In lieu of an abstract, here is a brief excerpt of the content:

Reviewed by:
Japan im Pazifischen Krieg: Herrschaftssystem, politische Willensbildung und Friedenssuche. By Gerhard Krebs. Munich: Iudicium, 2010. 936 pages. Hardcover €98.00.

Upon finishing this formidable tome of almost one thousand pages, my sense was that readers could only find it, as I did, emotionally stirring. The book—whose title translates into English as Japan in the Pacific War: The System of Government, the Political Decision-making Process, and the Quest for Peace—tells the story of the rise and fall, and the fortunes and misfortunes, of an influential Japanese elite—events constituting the most dramatic years in modern Japanese history. By choosing the ideals of civilization and enlightenment, Japan joined the West to become a responsible member of the international community, its diplomats an asset to the nation. The country then took a path that would lead to dire consequences. How did all this come about? Why, during the 1930s, did Japan turn so militaristic? Aggressive toward its neighbors and ruthlessly exploiting the interests of other powers, Japan justified its crimes with a litany of excuses about their necessity for security and prosperity while suffocating its population under the guise of patriotism.

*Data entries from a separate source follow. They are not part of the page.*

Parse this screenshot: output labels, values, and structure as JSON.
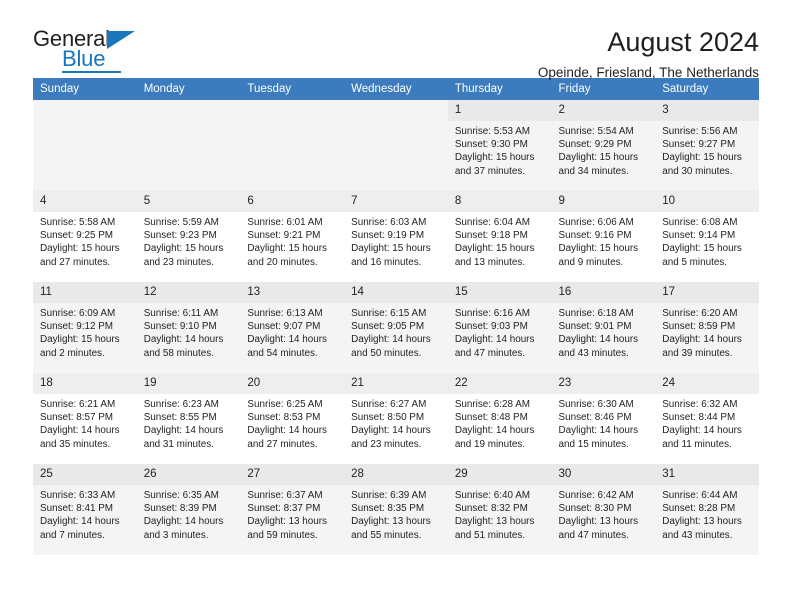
{
  "brand": {
    "name_top": "General",
    "name_bottom": "Blue",
    "accent_color": "#1b75bb",
    "triangle_icon": "triangle-icon"
  },
  "header": {
    "title": "August 2024",
    "subtitle": "Opeinde, Friesland, The Netherlands"
  },
  "calendar": {
    "header_bg": "#3c7cbe",
    "weekday_headers": [
      "Sunday",
      "Monday",
      "Tuesday",
      "Wednesday",
      "Thursday",
      "Friday",
      "Saturday"
    ],
    "weeks": [
      [
        {
          "blank": true
        },
        {
          "blank": true
        },
        {
          "blank": true
        },
        {
          "blank": true
        },
        {
          "day": "1",
          "sunrise": "Sunrise: 5:53 AM",
          "sunset": "Sunset: 9:30 PM",
          "daylight": "Daylight: 15 hours and 37 minutes."
        },
        {
          "day": "2",
          "sunrise": "Sunrise: 5:54 AM",
          "sunset": "Sunset: 9:29 PM",
          "daylight": "Daylight: 15 hours and 34 minutes."
        },
        {
          "day": "3",
          "sunrise": "Sunrise: 5:56 AM",
          "sunset": "Sunset: 9:27 PM",
          "daylight": "Daylight: 15 hours and 30 minutes."
        }
      ],
      [
        {
          "day": "4",
          "sunrise": "Sunrise: 5:58 AM",
          "sunset": "Sunset: 9:25 PM",
          "daylight": "Daylight: 15 hours and 27 minutes."
        },
        {
          "day": "5",
          "sunrise": "Sunrise: 5:59 AM",
          "sunset": "Sunset: 9:23 PM",
          "daylight": "Daylight: 15 hours and 23 minutes."
        },
        {
          "day": "6",
          "sunrise": "Sunrise: 6:01 AM",
          "sunset": "Sunset: 9:21 PM",
          "daylight": "Daylight: 15 hours and 20 minutes."
        },
        {
          "day": "7",
          "sunrise": "Sunrise: 6:03 AM",
          "sunset": "Sunset: 9:19 PM",
          "daylight": "Daylight: 15 hours and 16 minutes."
        },
        {
          "day": "8",
          "sunrise": "Sunrise: 6:04 AM",
          "sunset": "Sunset: 9:18 PM",
          "daylight": "Daylight: 15 hours and 13 minutes."
        },
        {
          "day": "9",
          "sunrise": "Sunrise: 6:06 AM",
          "sunset": "Sunset: 9:16 PM",
          "daylight": "Daylight: 15 hours and 9 minutes."
        },
        {
          "day": "10",
          "sunrise": "Sunrise: 6:08 AM",
          "sunset": "Sunset: 9:14 PM",
          "daylight": "Daylight: 15 hours and 5 minutes."
        }
      ],
      [
        {
          "day": "11",
          "sunrise": "Sunrise: 6:09 AM",
          "sunset": "Sunset: 9:12 PM",
          "daylight": "Daylight: 15 hours and 2 minutes."
        },
        {
          "day": "12",
          "sunrise": "Sunrise: 6:11 AM",
          "sunset": "Sunset: 9:10 PM",
          "daylight": "Daylight: 14 hours and 58 minutes."
        },
        {
          "day": "13",
          "sunrise": "Sunrise: 6:13 AM",
          "sunset": "Sunset: 9:07 PM",
          "daylight": "Daylight: 14 hours and 54 minutes."
        },
        {
          "day": "14",
          "sunrise": "Sunrise: 6:15 AM",
          "sunset": "Sunset: 9:05 PM",
          "daylight": "Daylight: 14 hours and 50 minutes."
        },
        {
          "day": "15",
          "sunrise": "Sunrise: 6:16 AM",
          "sunset": "Sunset: 9:03 PM",
          "daylight": "Daylight: 14 hours and 47 minutes."
        },
        {
          "day": "16",
          "sunrise": "Sunrise: 6:18 AM",
          "sunset": "Sunset: 9:01 PM",
          "daylight": "Daylight: 14 hours and 43 minutes."
        },
        {
          "day": "17",
          "sunrise": "Sunrise: 6:20 AM",
          "sunset": "Sunset: 8:59 PM",
          "daylight": "Daylight: 14 hours and 39 minutes."
        }
      ],
      [
        {
          "day": "18",
          "sunrise": "Sunrise: 6:21 AM",
          "sunset": "Sunset: 8:57 PM",
          "daylight": "Daylight: 14 hours and 35 minutes."
        },
        {
          "day": "19",
          "sunrise": "Sunrise: 6:23 AM",
          "sunset": "Sunset: 8:55 PM",
          "daylight": "Daylight: 14 hours and 31 minutes."
        },
        {
          "day": "20",
          "sunrise": "Sunrise: 6:25 AM",
          "sunset": "Sunset: 8:53 PM",
          "daylight": "Daylight: 14 hours and 27 minutes."
        },
        {
          "day": "21",
          "sunrise": "Sunrise: 6:27 AM",
          "sunset": "Sunset: 8:50 PM",
          "daylight": "Daylight: 14 hours and 23 minutes."
        },
        {
          "day": "22",
          "sunrise": "Sunrise: 6:28 AM",
          "sunset": "Sunset: 8:48 PM",
          "daylight": "Daylight: 14 hours and 19 minutes."
        },
        {
          "day": "23",
          "sunrise": "Sunrise: 6:30 AM",
          "sunset": "Sunset: 8:46 PM",
          "daylight": "Daylight: 14 hours and 15 minutes."
        },
        {
          "day": "24",
          "sunrise": "Sunrise: 6:32 AM",
          "sunset": "Sunset: 8:44 PM",
          "daylight": "Daylight: 14 hours and 11 minutes."
        }
      ],
      [
        {
          "day": "25",
          "sunrise": "Sunrise: 6:33 AM",
          "sunset": "Sunset: 8:41 PM",
          "daylight": "Daylight: 14 hours and 7 minutes."
        },
        {
          "day": "26",
          "sunrise": "Sunrise: 6:35 AM",
          "sunset": "Sunset: 8:39 PM",
          "daylight": "Daylight: 14 hours and 3 minutes."
        },
        {
          "day": "27",
          "sunrise": "Sunrise: 6:37 AM",
          "sunset": "Sunset: 8:37 PM",
          "daylight": "Daylight: 13 hours and 59 minutes."
        },
        {
          "day": "28",
          "sunrise": "Sunrise: 6:39 AM",
          "sunset": "Sunset: 8:35 PM",
          "daylight": "Daylight: 13 hours and 55 minutes."
        },
        {
          "day": "29",
          "sunrise": "Sunrise: 6:40 AM",
          "sunset": "Sunset: 8:32 PM",
          "daylight": "Daylight: 13 hours and 51 minutes."
        },
        {
          "day": "30",
          "sunrise": "Sunrise: 6:42 AM",
          "sunset": "Sunset: 8:30 PM",
          "daylight": "Daylight: 13 hours and 47 minutes."
        },
        {
          "day": "31",
          "sunrise": "Sunrise: 6:44 AM",
          "sunset": "Sunset: 8:28 PM",
          "daylight": "Daylight: 13 hours and 43 minutes."
        }
      ]
    ]
  }
}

Gerhard Krebs focuses on the Pacific War and on the opportunities Japan missed to maintain a peaceful status quo. The book begins at a time when the clear leadership that circumstances called for was not forthcoming and foreign relations had become conspicuously messy. The government, under the control of the army and navy, who—as the constitution unfortunately allowed—overturned the cabinet ad libitum, was caught up in the wrong kind of choices. Britain and the United States could no longer accept Japan's expansionism to the south and into the Asian continent, especially not its undeclared war in China. The situation [End Page 193] was worsened by Japan's growing alignment with the totalitarian regime in Nazi Germany. It was obvious the country was playing with fire. Joined by the Netherlands, including the Dutch Indies, Britain and the United States imposed an embargo on imports, which hit Japan hard as it badly needed energy and natural resources. The sanctions were not intended as mere economic measures but were an unambiguous strategy to force Japan to abandon her belligerent actions. But by August 1941, when China had been at war for four years and Europe was fearful that its own war would widen, Japan's radical militarists were already bent on taking Japan even further along its hostile path.

The book aims to analyze the decision-making processes and to offer a close-up view of the councils, boards, and governmental bodies that in one way or another served the public interest. In doing so, it draws attention to new sources that have only become available in recent years. They include material hitherto unknown, often because people were hesitant to go public with diaries and records—whether because they were unaware of their historical value or reluctant to reveal themselves in a bad light, or out of consideration for their colleagues and their families.

The first chapter discusses the constitutional background and lays out the main players. Many democratic institutions still in existence are easily recognizable, though of course they were under pressure from the military at the time. The emperor was surrounded by a considerable body of court officials, among them the minister of the Imperial Household (kunaidaijin), the lord keeper of the privy seal (naidaijin), the lord high chamberlain (jijūchō), and the aide-de-camp to the emperor (jijūbukanchō), the highest attendant to report on military affairs. From 1933, it was customary for former prime ministers to be selected as jūshin, serving as informal advisers to the emperor and replacing the select group of elder statesmen who had performed that function as genrō, a designation established in the early days of the Meiji government. Also near to the emperor were the Privy Council (sūmitsuin), and last but not least the Imperial Princes, who did not always agree with the emperor but were in a favorable position to tell him the truth when circumstances required. The princes were respected and were seen during the war as sympathetic to a demoralized...

pdf

Additional Information

ISSN
1880-1390
Print ISSN
0027-0741
Pages
pp. 193-196
Launched on MUSE
2012-08-22
Open Access
N

Copyright

Back To Top

This website uses cookies to ensure you get the best experience on our website. Without cookies your experience may not be seamless.